There are three types of mites that rabbits can be commonly infested with; Cheyletiella parasitivorax “Walking Dandruff”, Psoroptes cuniculi “ear mites” and Neotrombicula autumnalis “harvest mite”.
Cheyletiella is known as the “walking dandruff” due to the appearance of thick flaky skin, usually from the nape of the neck, down the spine and around the base of the tail.
Tufts of fur may come away easily, and in the most extreme cases the rabbit may start to self traumatise. The bite marks of these mites appear in clusters of three.
Contact your vet for appropriate medication to treat the mites and ensure that you conduct a deep clean of your rabbit’s environment, including removing all bedding and hay.
When rabbits become infested with ear mites the ear will weep a serum which dries to a brown crust, resulting from the ear mites irritating the ear canal.
Severe cases of ear mites can even destroy parts of the rabbit’s ear canal.
Any initial signs of ear mites may be noticed in excessive scratching of the ears and tilting of the head, when they are more advanced they can be seen with the naked eye and have a salt and pepper appearance.
Never attempt to pick off the crusts within the ears, as this will be extremely painful for the rabbit.
Ear mites are very contagious and can spread through contact, so it’s essential you check all your rabbits.
Secondary bacterial infections within the ear are not uncommon and can lead to Vestibular Disease (disease of the neurological system).
If your rabbits have ear mites seek veterinary assistance. Medical treatment will be required and any chance of secondary infections eliminated.
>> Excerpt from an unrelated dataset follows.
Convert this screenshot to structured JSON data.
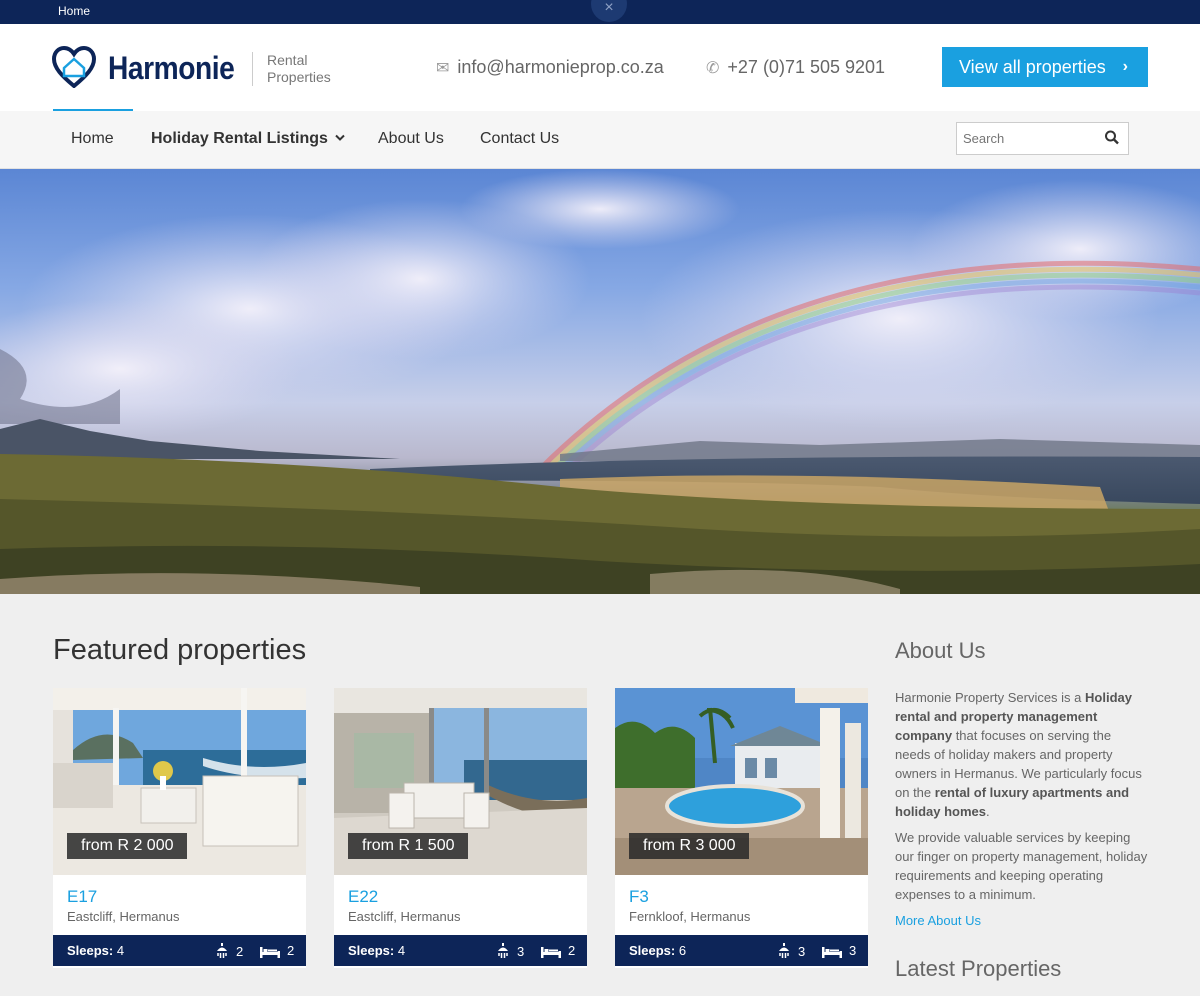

This mite is orange/ red in colour and will be visible to the naked eye. It is believed this mite occurs most with outdoor rabbits and is also found in hay and straw.
This mite irritates the skin and veterinary treatment will need to be sought to help clear the infestation.
It is important to remember that Myxomatosis and VHD is spread from rabbit to rabbit through blood sucking insects. So it’s important to be vigilant and ensure that you are aware of what mite infestations look like and take immediate action should you notice an infection.
All of the above mentioned mites are surface dwelling and are not burrowing mites. In fact burrowing mites are uncommonly found in rabbits.
If you have any concerns contact a rabbit savvy vet immediately.